* WORK REQUIRED
Without skipping anything, print all of the data exactly.

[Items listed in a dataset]
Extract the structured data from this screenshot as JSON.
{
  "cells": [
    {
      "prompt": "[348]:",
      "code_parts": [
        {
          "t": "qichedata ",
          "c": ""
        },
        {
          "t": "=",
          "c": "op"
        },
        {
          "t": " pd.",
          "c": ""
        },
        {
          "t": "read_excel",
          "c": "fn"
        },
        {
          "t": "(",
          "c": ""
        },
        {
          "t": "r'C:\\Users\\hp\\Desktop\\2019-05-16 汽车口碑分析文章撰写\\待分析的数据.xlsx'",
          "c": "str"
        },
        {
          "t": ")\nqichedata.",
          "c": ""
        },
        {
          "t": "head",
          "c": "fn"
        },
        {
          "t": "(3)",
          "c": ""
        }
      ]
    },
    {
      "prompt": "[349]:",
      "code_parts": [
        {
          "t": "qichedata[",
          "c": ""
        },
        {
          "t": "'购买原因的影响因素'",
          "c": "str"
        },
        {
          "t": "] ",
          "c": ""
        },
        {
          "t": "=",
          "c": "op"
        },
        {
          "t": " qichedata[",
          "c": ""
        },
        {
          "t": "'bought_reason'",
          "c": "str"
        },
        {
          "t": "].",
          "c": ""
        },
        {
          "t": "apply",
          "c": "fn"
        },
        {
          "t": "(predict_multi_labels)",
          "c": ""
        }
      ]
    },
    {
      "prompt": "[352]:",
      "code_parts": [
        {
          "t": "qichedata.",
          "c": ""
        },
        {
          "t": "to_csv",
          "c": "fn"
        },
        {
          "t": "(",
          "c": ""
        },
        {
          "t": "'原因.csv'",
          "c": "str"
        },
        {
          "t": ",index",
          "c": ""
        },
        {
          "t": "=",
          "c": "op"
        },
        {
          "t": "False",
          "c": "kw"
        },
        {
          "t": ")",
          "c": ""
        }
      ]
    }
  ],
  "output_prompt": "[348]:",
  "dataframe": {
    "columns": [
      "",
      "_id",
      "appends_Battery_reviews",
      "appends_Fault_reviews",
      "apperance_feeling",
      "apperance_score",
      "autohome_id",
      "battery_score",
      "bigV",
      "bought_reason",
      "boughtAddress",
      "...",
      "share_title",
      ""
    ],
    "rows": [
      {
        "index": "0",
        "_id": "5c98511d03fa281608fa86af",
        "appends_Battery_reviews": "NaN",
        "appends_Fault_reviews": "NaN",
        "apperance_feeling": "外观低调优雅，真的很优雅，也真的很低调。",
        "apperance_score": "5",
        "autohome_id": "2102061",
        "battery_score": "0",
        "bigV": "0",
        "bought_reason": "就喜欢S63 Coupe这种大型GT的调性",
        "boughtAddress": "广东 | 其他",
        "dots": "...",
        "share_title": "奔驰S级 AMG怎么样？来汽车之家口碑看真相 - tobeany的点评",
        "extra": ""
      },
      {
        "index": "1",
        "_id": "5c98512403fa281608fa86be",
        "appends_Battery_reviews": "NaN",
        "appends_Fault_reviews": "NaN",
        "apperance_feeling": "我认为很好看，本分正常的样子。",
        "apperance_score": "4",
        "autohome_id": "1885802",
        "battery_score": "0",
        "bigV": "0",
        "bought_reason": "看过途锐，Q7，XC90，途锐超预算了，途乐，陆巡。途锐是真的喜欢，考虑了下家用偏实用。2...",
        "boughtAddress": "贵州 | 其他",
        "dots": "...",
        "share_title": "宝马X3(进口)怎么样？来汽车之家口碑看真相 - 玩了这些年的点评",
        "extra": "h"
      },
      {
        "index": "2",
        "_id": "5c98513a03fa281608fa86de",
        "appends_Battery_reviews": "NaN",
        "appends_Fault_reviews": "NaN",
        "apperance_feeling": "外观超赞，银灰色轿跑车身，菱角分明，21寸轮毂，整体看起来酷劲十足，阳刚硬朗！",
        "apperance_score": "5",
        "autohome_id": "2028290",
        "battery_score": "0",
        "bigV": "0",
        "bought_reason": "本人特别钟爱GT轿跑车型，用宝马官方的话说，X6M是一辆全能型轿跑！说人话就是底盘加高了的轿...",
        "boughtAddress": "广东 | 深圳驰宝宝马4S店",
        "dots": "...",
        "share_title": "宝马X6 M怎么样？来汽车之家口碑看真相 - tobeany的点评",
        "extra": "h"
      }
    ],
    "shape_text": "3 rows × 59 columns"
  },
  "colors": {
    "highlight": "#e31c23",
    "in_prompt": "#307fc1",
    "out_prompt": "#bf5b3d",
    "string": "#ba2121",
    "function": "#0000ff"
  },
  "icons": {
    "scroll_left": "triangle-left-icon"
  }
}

* ANSWER
Extract the structured data from this screenshot as JSON.
{
  "cells": [
    {
      "prompt": "[348]:",
      "code_parts": [
        {
          "t": "qichedata ",
          "c": ""
        },
        {
          "t": "=",
          "c": "op"
        },
        {
          "t": " pd.",
          "c": ""
        },
        {
          "t": "read_excel",
          "c": "fn"
        },
        {
          "t": "(",
          "c": ""
        },
        {
          "t": "r'C:\\Users\\hp\\Desktop\\2019-05-16 汽车口碑分析文章撰写\\待分析的数据.xlsx'",
          "c": "str"
        },
        {
          "t": ")\nqichedata.",
          "c": ""
        },
        {
          "t": "head",
          "c": "fn"
        },
        {
          "t": "(3)",
          "c": ""
        }
      ]
    },
    {
      "prompt": "[349]:",
      "code_parts": [
        {
          "t": "qichedata[",
          "c": ""
        },
        {
          "t": "'购买原因的影响因素'",
          "c": "str"
        },
        {
          "t": "] ",
          "c": ""
        },
        {
          "t": "=",
          "c": "op"
        },
        {
          "t": " qichedata[",
          "c": ""
        },
        {
          "t": "'bought_reason'",
          "c": "str"
        },
        {
          "t": "].",
          "c": ""
        },
        {
          "t": "apply",
          "c": "fn"
        },
        {
          "t": "(predict_multi_labels)",
          "c": ""
        }
      ]
    },
    {
      "prompt": "[352]:",
      "code_parts": [
        {
          "t": "qichedata.",
          "c": ""
        },
        {
          "t": "to_csv",
          "c": "fn"
        },
        {
          "t": "(",
          "c": ""
        },
        {
          "t": "'原因.csv'",
          "c": "str"
        },
        {
          "t": ",index",
          "c": ""
        },
        {
          "t": "=",
          "c": "op"
        },
        {
          "t": "False",
          "c": "kw"
        },
        {
          "t": ")",
          "c": ""
        }
      ]
    }
  ],
  "output_prompt": "[348]:",
  "dataframe": {
    "columns": [
      "",
      "_id",
      "appends_Battery_reviews",
      "appends_Fault_reviews",
      "apperance_feeling",
      "apperance_score",
      "autohome_id",
      "battery_score",
      "bigV",
      "bought_reason",
      "boughtAddress",
      "...",
      "share_title",
      ""
    ],
    "rows": [
      {
        "index": "0",
        "_id": "5c98511d03fa281608fa86af",
        "appends_Battery_reviews": "NaN",
        "appends_Fault_reviews": "NaN",
        "apperance_feeling": "外观低调优雅，真的很优雅，也真的很低调。",
        "apperance_score": "5",
        "autohome_id": "2102061",
        "battery_score": "0",
        "bigV": "0",
        "bought_reason": "就喜欢S63 Coupe这种大型GT的调性",
        "boughtAddress": "广东 | 其他",
        "dots": "...",
        "share_title": "奔驰S级 AMG怎么样？来汽车之家口碑看真相 - tobeany的点评",
        "extra": ""
      },
      {
        "index": "1",
        "_id": "5c98512403fa281608fa86be",
        "appends_Battery_reviews": "NaN",
        "appends_Fault_reviews": "NaN",
        "apperance_feeling": "我认为很好看，本分正常的样子。",
        "apperance_score": "4",
        "autohome_id": "1885802",
        "battery_score": "0",
        "bigV": "0",
        "bought_reason": "看过途锐，Q7，XC90，途锐超预算了，途乐，陆巡。途锐是真的喜欢，考虑了下家用偏实用。2...",
        "boughtAddress": "贵州 | 其他",
        "dots": "...",
        "share_title": "宝马X3(进口)怎么样？来汽车之家口碑看真相 - 玩了这些年的点评",
        "extra": "h"
      },
      {
        "index": "2",
        "_id": "5c98513a03fa281608fa86de",
        "appends_Battery_reviews": "NaN",
        "appends_Fault_reviews": "NaN",
        "apperance_feeling": "外观超赞，银灰色轿跑车身，菱角分明，21寸轮毂，整体看起来酷劲十足，阳刚硬朗！",
        "apperance_score": "5",
        "autohome_id": "2028290",
        "battery_score": "0",
        "bigV": "0",
        "bought_reason": "本人特别钟爱GT轿跑车型，用宝马官方的话说，X6M是一辆全能型轿跑！说人话就是底盘加高了的轿...",
        "boughtAddress": "广东 | 深圳驰宝宝马4S店",
        "dots": "...",
        "share_title": "宝马X6 M怎么样？来汽车之家口碑看真相 - tobeany的点评",
        "extra": "h"
      }
    ],
    "shape_text": "3 rows × 59 columns"
  },
  "colors": {
    "highlight": "#e31c23",
    "in_prompt": "#307fc1",
    "out_prompt": "#bf5b3d",
    "string": "#ba2121",
    "function": "#0000ff"
  },
  "icons": {
    "scroll_left": "triangle-left-icon"
  }
}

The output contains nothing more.